We all know that good safety training helps to keep workers safe. But anyone who ever crammed for a test in school knows that something you memorize for just one day is something you’ll forget next week. So what can you do to ensure that the safety lessons learned in training stick with your workers on the job?
A Pennsylvania metal parts manufacturer thought it already had an “exceptional” safety program when it reached out to a government program for assistance. Brockway-based Phoenix Sintered Metals, LLC, a family-owned manufacturer of sintered (compacted and formed without liquefaction) metal parts, is “committed to continuous improvement,” according to the company.
A tricky thing, disciplining employees. Every safety pro has a story about discipline:“I had to terminate a woman in 1987 because her body odor was so repulsive, affecting other workers (and her boss… me),” says a pro who requested anonymity. “I remember progressive discipline... You bet I asked the HR manager for assistance.”
The “skills gap”—the mismatch between the knowledge, skills, and abilities employers seek in potential employees and the competencies workers actually bring to the job—has been a topic of national conversation, concern, and even controversy for many years.
Properly trained service technicians help minimize downtime and boost productivity. Our service training courses teach your employees what they need to know to service your lift equipment. Check the schedule to see what classes are coming up at a facility near you.

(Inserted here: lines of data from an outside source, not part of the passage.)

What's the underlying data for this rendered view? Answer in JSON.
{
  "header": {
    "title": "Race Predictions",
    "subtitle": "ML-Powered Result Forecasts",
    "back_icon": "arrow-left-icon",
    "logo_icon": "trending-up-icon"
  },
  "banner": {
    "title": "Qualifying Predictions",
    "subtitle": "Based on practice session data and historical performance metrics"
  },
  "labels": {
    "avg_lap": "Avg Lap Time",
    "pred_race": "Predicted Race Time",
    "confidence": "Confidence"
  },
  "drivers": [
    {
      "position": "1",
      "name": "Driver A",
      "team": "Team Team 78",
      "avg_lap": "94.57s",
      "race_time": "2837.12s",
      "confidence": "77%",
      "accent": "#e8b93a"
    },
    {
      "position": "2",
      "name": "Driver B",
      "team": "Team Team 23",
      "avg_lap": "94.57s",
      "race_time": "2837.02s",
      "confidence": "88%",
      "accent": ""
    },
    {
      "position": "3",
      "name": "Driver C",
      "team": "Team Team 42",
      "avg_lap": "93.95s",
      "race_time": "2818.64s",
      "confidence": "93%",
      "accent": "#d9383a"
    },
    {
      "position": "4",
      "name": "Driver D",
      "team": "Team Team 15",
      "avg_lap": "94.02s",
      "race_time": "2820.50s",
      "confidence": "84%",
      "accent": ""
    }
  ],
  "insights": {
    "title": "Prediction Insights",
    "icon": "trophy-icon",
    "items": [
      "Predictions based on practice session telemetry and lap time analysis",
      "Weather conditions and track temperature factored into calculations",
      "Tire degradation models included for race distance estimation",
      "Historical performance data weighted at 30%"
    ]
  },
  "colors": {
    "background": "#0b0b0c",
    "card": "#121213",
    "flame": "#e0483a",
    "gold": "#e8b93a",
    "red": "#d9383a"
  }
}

Annually, thousands of construction supervisors take the Occupational Safety and Health Administration (OSHA) 30-hour outreach-training program to learn how to identify and control occupational hazards. However, until recently it did not include content on leadership.